29. In Kaimeni Metals case (4) it has been stated that as it is not advisable to have a one-hundred per cent neutralisation lest it lead to inflation, dearness allowance is often a. little less than one-hundred per cent neutralisation. In Bengal Chemicals case (3), after a review of the previous decisions, this Court held that full neutralisation is not normally given except to the very lowest class of employees. Mr. Gokhale pointed cut that though the Tribunal had proceeded on the basis that full neutralisation should not be granted, nevertheless, the rate at which neutralisation has been granted by the Tribunal contravenes the principles laid down by this Court. Mr. Chari, on the other hand, no doubt pointed out that if properly worked out the result would not be, as assumed by the appellant. In any event, he pointed out that no prohibition has been laid down by this Court against the grant of full neutralisation under any circumstance. Without going into this aspect, in our opinion, the matter can be disposed of on a different consideration.
30. The Tribunal, we have already pointed out, has rejected the demand of the Union for grant of dearness allowance at the rate of 45% on cost of living index 610, wages being worked out at 500 and a 5% rise or fall for every 10 points. The Tribunal has taken the view that it is more scientific to provide for a sliding scale. We are in agreement with the Tribunal in this regard and it also accords with the principles laid down by this Court in the Bengal Chemicals case (3).
32. Therefore, in view of these circumstances which are available in the agreement of April 6, 1966, we have to effect a slight modification in the variation fixed by the Industrial Tribunal. We are also of the view the grant at the rate of 2.5% rise in dearness allowance, as awarded by the Industrial Tribunal, will involve the company in an annual burden of Rs. 2,43,000!- and that imposing such a large burden at once might create hardship on the company.
33. In view of these circumstances, we would allow a variation of only 2% on every rise or fall of 10 points in the consumer price index above 600.
34. In the result, the appeal is allowed to the limited extent that the variation of 2.5% fixed in the award is modified to a variation of 2% and in all other respects the Award stands and the appeal dismissed.
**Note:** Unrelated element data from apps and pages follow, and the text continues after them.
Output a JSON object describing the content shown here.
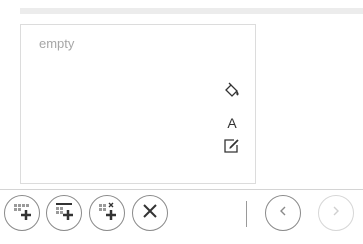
{
  "panel": {
    "empty_label": "empty",
    "tools": {
      "fill_icon": "paint-bucket-icon",
      "font_label": "A",
      "edit_icon": "edit-icon"
    }
  },
  "toolbar": {
    "buttons": [
      {
        "name": "add-row-button",
        "icon": "add-row-icon"
      },
      {
        "name": "add-row-above-button",
        "icon": "add-row-above-icon"
      },
      {
        "name": "add-row-delete-button",
        "icon": "insert-delete-row-icon"
      },
      {
        "name": "delete-button",
        "icon": "close-icon"
      },
      {
        "name": "previous-button",
        "icon": "chevron-left-icon"
      },
      {
        "name": "next-button",
        "icon": "chevron-right-icon",
        "disabled": true
      }
    ]
  },
  "colors": {
    "border": "#8a8a8a",
    "disabled_border": "#d6d6d6",
    "placeholder_text": "#a7a7a7"
  }
}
As the appellants have substantially failed in their contentions, they are directed to pay costs of the respondents in this appeal.